__WORK INSTRUCTIONS__:
The copy you print must match the listing exactly, with its pictures removed.

● ● ● ●

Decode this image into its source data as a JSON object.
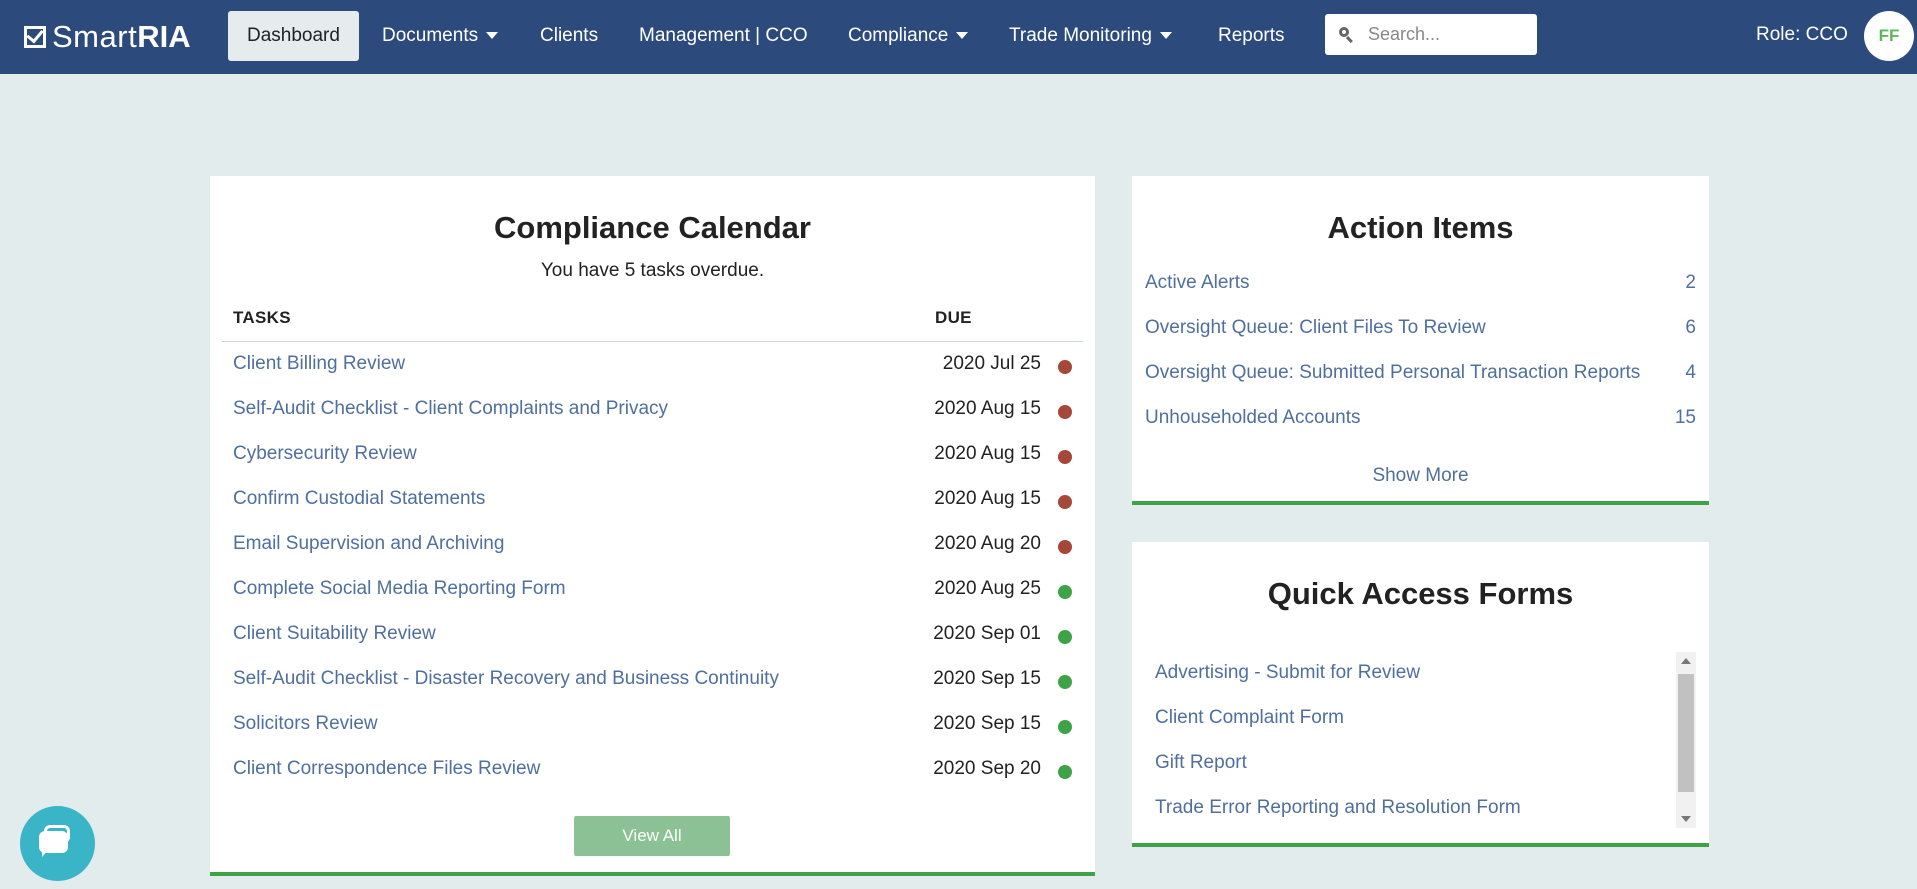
{
  "navbar": {
    "logo_smart": "Smart",
    "logo_ria": "RIA",
    "items": [
      {
        "label": "Dashboard"
      },
      {
        "label": "Documents"
      },
      {
        "label": "Clients"
      },
      {
        "label": "Management | CCO"
      },
      {
        "label": "Compliance"
      },
      {
        "label": "Trade Monitoring"
      },
      {
        "label": "Reports"
      }
    ],
    "search_placeholder": "Search...",
    "role": "Role: CCO",
    "avatar_initials": "FF"
  },
  "calendar": {
    "title": "Compliance Calendar",
    "subtitle": "You have 5 tasks overdue.",
    "col_tasks": "TASKS",
    "col_due": "DUE",
    "tasks": [
      {
        "name": "Client Billing Review",
        "due": "2020 Jul 25",
        "status": "overdue"
      },
      {
        "name": "Self-Audit Checklist - Client Complaints and Privacy",
        "due": "2020 Aug 15",
        "status": "overdue"
      },
      {
        "name": "Cybersecurity Review",
        "due": "2020 Aug 15",
        "status": "overdue"
      },
      {
        "name": "Confirm Custodial Statements",
        "due": "2020 Aug 15",
        "status": "overdue"
      },
      {
        "name": "Email Supervision and Archiving",
        "due": "2020 Aug 20",
        "status": "overdue"
      },
      {
        "name": "Complete Social Media Reporting Form",
        "due": "2020 Aug 25",
        "status": "upcoming"
      },
      {
        "name": "Client Suitability Review",
        "due": "2020 Sep 01",
        "status": "upcoming"
      },
      {
        "name": "Self-Audit Checklist - Disaster Recovery and Business Continuity",
        "due": "2020 Sep 15",
        "status": "upcoming"
      },
      {
        "name": "Solicitors Review",
        "due": "2020 Sep 15",
        "status": "upcoming"
      },
      {
        "name": "Client Correspondence Files Review",
        "due": "2020 Sep 20",
        "status": "upcoming"
      }
    ],
    "view_all": "View All"
  },
  "actions": {
    "title": "Action Items",
    "items": [
      {
        "label": "Active Alerts",
        "count": "2"
      },
      {
        "label": "Oversight Queue: Client Files To Review",
        "count": "6"
      },
      {
        "label": "Oversight Queue: Submitted Personal Transaction Reports",
        "count": "4"
      },
      {
        "label": "Unhouseholded Accounts",
        "count": "15"
      }
    ],
    "show_more": "Show More"
  },
  "forms": {
    "title": "Quick Access Forms",
    "items": [
      {
        "label": "Advertising - Submit for Review"
      },
      {
        "label": "Client Complaint Form"
      },
      {
        "label": "Gift Report"
      },
      {
        "label": "Trade Error Reporting and Resolution Form"
      }
    ]
  },
  "colors": {
    "navbar": "#2d4a7c",
    "overdue": "#a5483a",
    "upcoming": "#3ea346",
    "link": "#4f6f9f",
    "accent": "#3ea346"
  },
  "icons": {
    "logo": "checkbox-icon",
    "search": "search-icon",
    "caret": "chevron-down-icon",
    "chat": "chat-icon"
  }
}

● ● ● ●

__TASK RESULT__:
Decode this image into its source data as a JSON object.
{
  "navbar": {
    "logo_smart": "Smart",
    "logo_ria": "RIA",
    "items": [
      {
        "label": "Dashboard"
      },
      {
        "label": "Documents"
      },
      {
        "label": "Clients"
      },
      {
        "label": "Management | CCO"
      },
      {
        "label": "Compliance"
      },
      {
        "label": "Trade Monitoring"
      },
      {
        "label": "Reports"
      }
    ],
    "search_placeholder": "Search...",
    "role": "Role: CCO",
    "avatar_initials": "FF"
  },
  "calendar": {
    "title": "Compliance Calendar",
    "subtitle": "You have 5 tasks overdue.",
    "col_tasks": "TASKS",
    "col_due": "DUE",
    "tasks": [
      {
        "name": "Client Billing Review",
        "due": "2020 Jul 25",
        "status": "overdue"
      },
      {
        "name": "Self-Audit Checklist - Client Complaints and Privacy",
        "due": "2020 Aug 15",
        "status": "overdue"
      },
      {
        "name": "Cybersecurity Review",
        "due": "2020 Aug 15",
        "status": "overdue"
      },
      {
        "name": "Confirm Custodial Statements",
        "due": "2020 Aug 15",
        "status": "overdue"
      },
      {
        "name": "Email Supervision and Archiving",
        "due": "2020 Aug 20",
        "status": "overdue"
      },
      {
        "name": "Complete Social Media Reporting Form",
        "due": "2020 Aug 25",
        "status": "upcoming"
      },
      {
        "name": "Client Suitability Review",
        "due": "2020 Sep 01",
        "status": "upcoming"
      },
      {
        "name": "Self-Audit Checklist - Disaster Recovery and Business Continuity",
        "due": "2020 Sep 15",
        "status": "upcoming"
      },
      {
        "name": "Solicitors Review",
        "due": "2020 Sep 15",
        "status": "upcoming"
      },
      {
        "name": "Client Correspondence Files Review",
        "due": "2020 Sep 20",
        "status": "upcoming"
      }
    ],
    "view_all": "View All"
  },
  "actions": {
    "title": "Action Items",
    "items": [
      {
        "label": "Active Alerts",
        "count": "2"
      },
      {
        "label": "Oversight Queue: Client Files To Review",
        "count": "6"
      },
      {
        "label": "Oversight Queue: Submitted Personal Transaction Reports",
        "count": "4"
      },
      {
        "label": "Unhouseholded Accounts",
        "count": "15"
      }
    ],
    "show_more": "Show More"
  },
  "forms": {
    "title": "Quick Access Forms",
    "items": [
      {
        "label": "Advertising - Submit for Review"
      },
      {
        "label": "Client Complaint Form"
      },
      {
        "label": "Gift Report"
      },
      {
        "label": "Trade Error Reporting and Resolution Form"
      }
    ]
  },
  "colors": {
    "navbar": "#2d4a7c",
    "overdue": "#a5483a",
    "upcoming": "#3ea346",
    "link": "#4f6f9f",
    "accent": "#3ea346"
  },
  "icons": {
    "logo": "checkbox-icon",
    "search": "search-icon",
    "caret": "chevron-down-icon",
    "chat": "chat-icon"
  }
}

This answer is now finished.